As part of USA Field Hockey's Post- Collegiate HARROWines series, staff member Kait Mitchell catches up with Team Captain Liz Sanders for a quick Q & A.
As the back and forth chatter continued to flow during the 2013 Harrow Cup draft conference call, Sanders made conventional strategizing of x’s and o’s look like mere child’s play. Mulling over hours of accumulated research on two illuminated MacBooks Sanders repeatedly glanced over at a whiteboard of meticulous handmade notes in a carnival of colors. As the Harrow team captain of the Vipers and an ambassador of post-collegiate play, Sanders doesn’t take her responsibility lightly.
Sanders enters her third year as the volunteer assistant coach at Indiana University after spending six seasons as an assistant coach at Ball State University. In addition, she currently runs the adult field hockey club in the Bloomington area, Head to Toe Field Hockey. Sanders has dedicated her spare minutes to give the Midwest community more opportunities to play high-level field hockey. They say where your heart lies you invest your time. If this is true, it's easy to see where Sanders' passion is rooted.
USA Field Hockey: How did you select your team?
LS: I have been managing Head to Toe field hockey for about five years on my own and playing with the league for even longer. So from there, I pulled a lot of friends and registered contacts off the cuff but that wasn’t enough. Generally speaking, the captains went after the same people. I don’t have any fantasy football experience and was naïve to this sort of draft process. I reached out to a few people including those who participate in fantasy football and got a valuable piece of advice that helped shape my team. I was told to explore and research as many players as possible.
USA Field Hockey: What are you most looking forward to this weekend?
LS: The real answer is winning. [Laughs] That’s just how I’m wired. But honestly I’m anxious for this weekend. I can’t say enough great things about Harrow Cup. From an outside perspective the idea was just chatter at first. But as it started becoming a reality and understanding all of the resources that are being used with really unknown returns, it’s amazing. It is a tremendous honor to be a captain and to play a part in all of this.
USA Field Hockey: What will you do with your share of the prize if your team wins?
LS: We as a team have talked about giving back somehow. We’re not mandating that as a group but as an individual I will give back to some youth organization.
USA Field Hockey: As a player and a coach is there a certain motto or mantra you have held onto for motivation?

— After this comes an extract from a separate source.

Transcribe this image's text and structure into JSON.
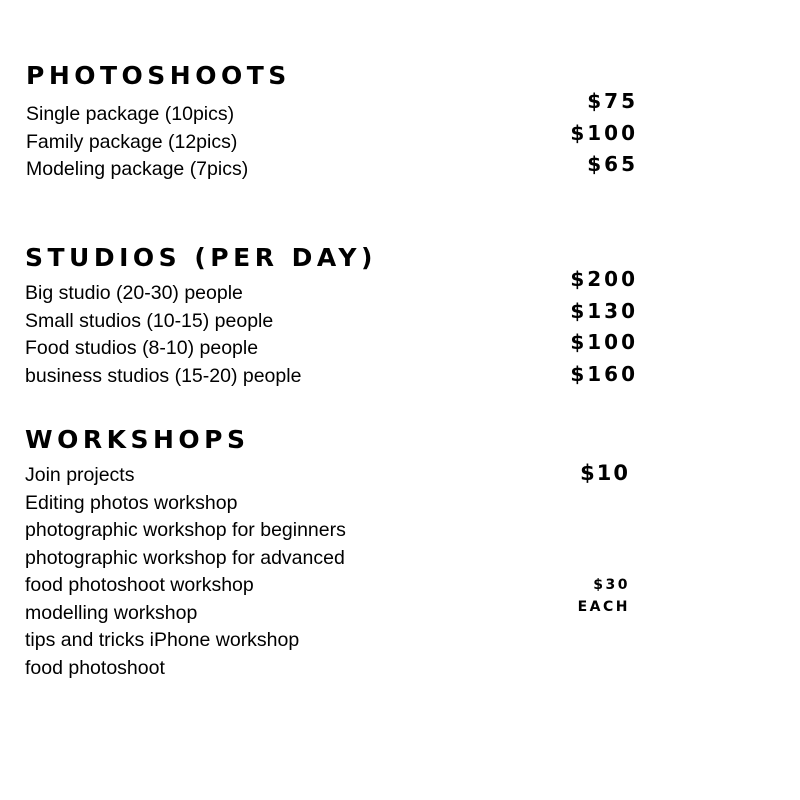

LS: The player in me is intrinsically motivated. I want our team to win and contribute. As a captain, I recognize I have a diverse team of those in their 40’s to those who just graduated. When it comes to motivating them I had to consider what’s too much. For the three weeks leading up to the Cup I would search Google and find a quote that hits me hard and send it their way. This week’s quote is from an unknown author: ‘Today I will do what others won’t, so tomorrow I can do what others can’t.’ I used those quotes to encourage everyone to pick up a stick and keep their training up.
USA Field Hockey: Why is post-collegiate play important to you?

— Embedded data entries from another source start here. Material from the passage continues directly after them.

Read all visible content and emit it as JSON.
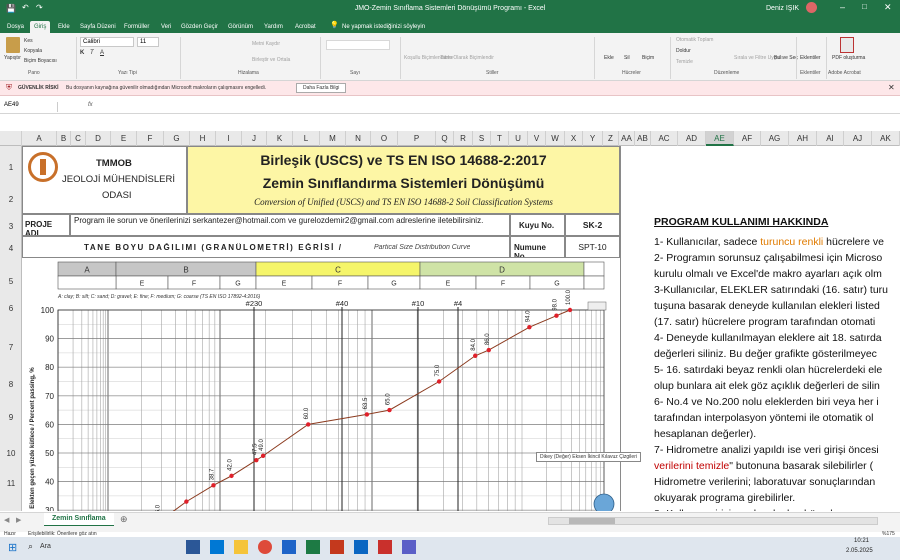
{
  "window": {
    "title": "JMO-Zemin Sınıflama Sistemleri Dönüşümü Programı  -  Excel",
    "user": "Deniz IŞIK"
  },
  "tabs": [
    "Dosya",
    "Giriş",
    "Ekle",
    "Sayfa Düzeni",
    "Formüller",
    "Veri",
    "Gözden Geçir",
    "Görünüm",
    "Yardım",
    "Acrobat"
  ],
  "tell_me": "Ne yapmak istediğinizi söyleyin",
  "ribbon": {
    "paste": "Yapıştır",
    "cut": "Kes",
    "copy": "Kopyala",
    "format_painter": "Biçim Boyacısı",
    "font_name": "Calibri",
    "font_size": "11",
    "wrap": "Metni Kaydır",
    "merge": "Birleştir ve Ortala",
    "cond_format": "Koşullu Biçimlendirme",
    "as_table": "Tablo Olarak Biçimlendir",
    "insert": "Ekle",
    "delete": "Sil",
    "format": "Biçim",
    "autosum": "Otomatik Toplam",
    "fill": "Doldur",
    "clear": "Temizle",
    "sort": "Sırala ve Filtre Uygula",
    "find": "Bul ve Seç",
    "addins": "Eklentiler",
    "pdf": "PDF oluşturma",
    "groups": [
      "Pano",
      "Yazı Tipi",
      "Hizalama",
      "Sayı",
      "Stiller",
      "Hücreler",
      "Düzenleme",
      "Eklentiler",
      "Adobe Acrobat"
    ]
  },
  "security": {
    "label": "GÜVENLİK RİSKİ",
    "message": "Bu dosyanın kaynağına güvenilir olmadığından Microsoft makroların çalışmasını engelledi.",
    "button": "Daha Fazla Bilgi"
  },
  "name_box": "AE49",
  "fx": "fx",
  "columns": [
    "A",
    "B",
    "C",
    "D",
    "E",
    "F",
    "G",
    "H",
    "I",
    "J",
    "K",
    "L",
    "M",
    "N",
    "O",
    "P",
    "Q",
    "R",
    "S",
    "T",
    "U",
    "V",
    "W",
    "X",
    "Y",
    "Z",
    "AA",
    "AB",
    "AC",
    "AD",
    "AE",
    "AF",
    "AG",
    "AH",
    "AI",
    "AJ",
    "AK"
  ],
  "rows": [
    "1",
    "2",
    "3",
    "4",
    "5",
    "6",
    "7",
    "8",
    "9",
    "10",
    "11"
  ],
  "sheet": {
    "org1": "TMMOB",
    "org2": "JEOLOJİ MÜHENDİSLERİ",
    "org3": "ODASI",
    "title1": "Birleşik (USCS) ve TS EN ISO 14688-2:2017",
    "title2": "Zemin Sınıflandırma Sistemleri Dönüşümü",
    "subtitle": "Conversion of Unified (USCS) and TS EN ISO 14688-2 Soil Classification Systems",
    "proje_label": "PROJE ADI",
    "proje_text": "Program ile sorun ve önerilerinizi serkantezer@hotmail.com ve gurelozdemir2@gmail.com adreslerine iletebilirsiniz.",
    "kuyu_label": "Kuyu No.",
    "kuyu_value": "SK-2",
    "numune_label": "Numune No.",
    "numune_value": "SPT-10",
    "grading_title": "TANE BOYU DAĞILIMI (GRANÜLOMETRİ) EĞRİSİ /",
    "grading_en": "Partical Size Distribution Curve"
  },
  "chart_data": {
    "type": "line",
    "zones": [
      "A",
      "B",
      "C",
      "D"
    ],
    "subzones": [
      "E",
      "F",
      "G",
      "E",
      "F",
      "G",
      "E",
      "F",
      "G"
    ],
    "legend_text": "A: clay; B: silt; C: sand; D: gravel; E: fine; F: medium; G: coarse (TS EN ISO 17892-4:2016)",
    "ylabel": "Elekten geçen yüzde kütlece / Percent passing, %",
    "y_ticks": [
      100,
      90,
      80,
      70,
      60,
      50,
      40,
      30,
      20
    ],
    "sieve_marks": [
      "#230",
      "#40",
      "#10",
      "#4"
    ],
    "ylim": [
      20,
      100
    ],
    "colors": {
      "line": "#8b3a1e",
      "point": "#e0202a",
      "zoneA": "#c6c6c6",
      "zoneB": "#c6c6c6",
      "zoneC": "#f5f56a",
      "zoneD": "#cfe3a6"
    },
    "points": [
      {
        "x": 0.4,
        "y": 17.0,
        "label": "17.0"
      },
      {
        "x": 0.46,
        "y": 21.1,
        "label": "21.1"
      },
      {
        "x": 0.52,
        "y": 26.0,
        "label": "26.0"
      },
      {
        "x": 0.58,
        "y": 33.0,
        "label": ""
      },
      {
        "x": 0.64,
        "y": 38.7,
        "label": "38.7"
      },
      {
        "x": 0.68,
        "y": 42.0,
        "label": "42.0"
      },
      {
        "x": 0.735,
        "y": 47.5,
        "label": "47.5"
      },
      {
        "x": 0.75,
        "y": 49.0,
        "label": "49.0"
      },
      {
        "x": 0.85,
        "y": 60.0,
        "label": "60.0"
      },
      {
        "x": 0.98,
        "y": 63.5,
        "label": "63.5"
      },
      {
        "x": 1.03,
        "y": 65.0,
        "label": "65.0"
      },
      {
        "x": 1.14,
        "y": 75.0,
        "label": "75.0"
      },
      {
        "x": 1.22,
        "y": 84.0,
        "label": "84.0"
      },
      {
        "x": 1.25,
        "y": 86.0,
        "label": "86.0"
      },
      {
        "x": 1.34,
        "y": 94.0,
        "label": "94.0"
      },
      {
        "x": 1.4,
        "y": 98.0,
        "label": "98.0"
      },
      {
        "x": 1.43,
        "y": 100.0,
        "label": "100.0"
      }
    ]
  },
  "tooltip": "Dikey (Değer) Eksen İkincil Kılavuz Çizgileri",
  "program_info": {
    "heading": "PROGRAM KULLANIMI HAKKINDA",
    "lines": [
      "1- Kullanıcılar, sadece turuncu renkli hücrelere ve",
      "2- Programın sorunsuz çalışabilmesi için Microso",
      "kurulu olmalı ve Excel'de makro ayarları açık olm",
      "3-Kullanıcılar, ELEKLER satırındaki (16. satır) turu",
      "tuşuna basarak deneyde kullanılan elekleri listed",
      "(17. satır) hücrelere program tarafından otomati",
      "4- Deneyde kullanılmayan eleklere ait 18. satırda",
      "değerleri siliniz. Bu değer grafikte gösterilmeyec",
      "5- 16. satırdaki beyaz renkli olan hücrelerdeki ele",
      "olup bunlara ait elek göz açıklık değerleri de silin",
      "6- No.4 ve No.200 nolu eleklerden biri veya her i",
      "tarafından interpolasyon yöntemi ile otomatik ol",
      "hesaplanan değerler).",
      "7- Hidrometre analizi yapıldı ise veri girişi öncesi",
      "verilerini temizle\" butonuna basarak silebilirler (",
      "Hidrometre verilerini; laboratuvar sonuçlarından",
      "okuyarak programa girebilirler.",
      "8- Kullanıcı girişi yapılacak olan hücrel"
    ]
  },
  "sheet_tab": "Zemin Sınıflama",
  "status": {
    "left": "Hazır",
    "accessibility": "Erişilebilirlik: Önerilere göz atın",
    "zoom": "%175"
  },
  "taskbar": {
    "search": "Ara",
    "time": "10:21",
    "date": "2.05.2025"
  }
}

LS: So many people say, ‘Liz, this tournament is made for you.’ This is the type of opportunity I’ve been waiting to compete in and wished for, for so long. There is nothing more I love than to play hockey but not everyone wants to play at an international level or has the option to with a family, graduate school or wherever they are in life. Unlike top countries, in the U.S. we lack in making strides in growing our post- collegiate game. But with a tournament like Harrow Cup we’re getting there. I don’t know if I can put into words how excited, how thrilled I am to be a part of this movement.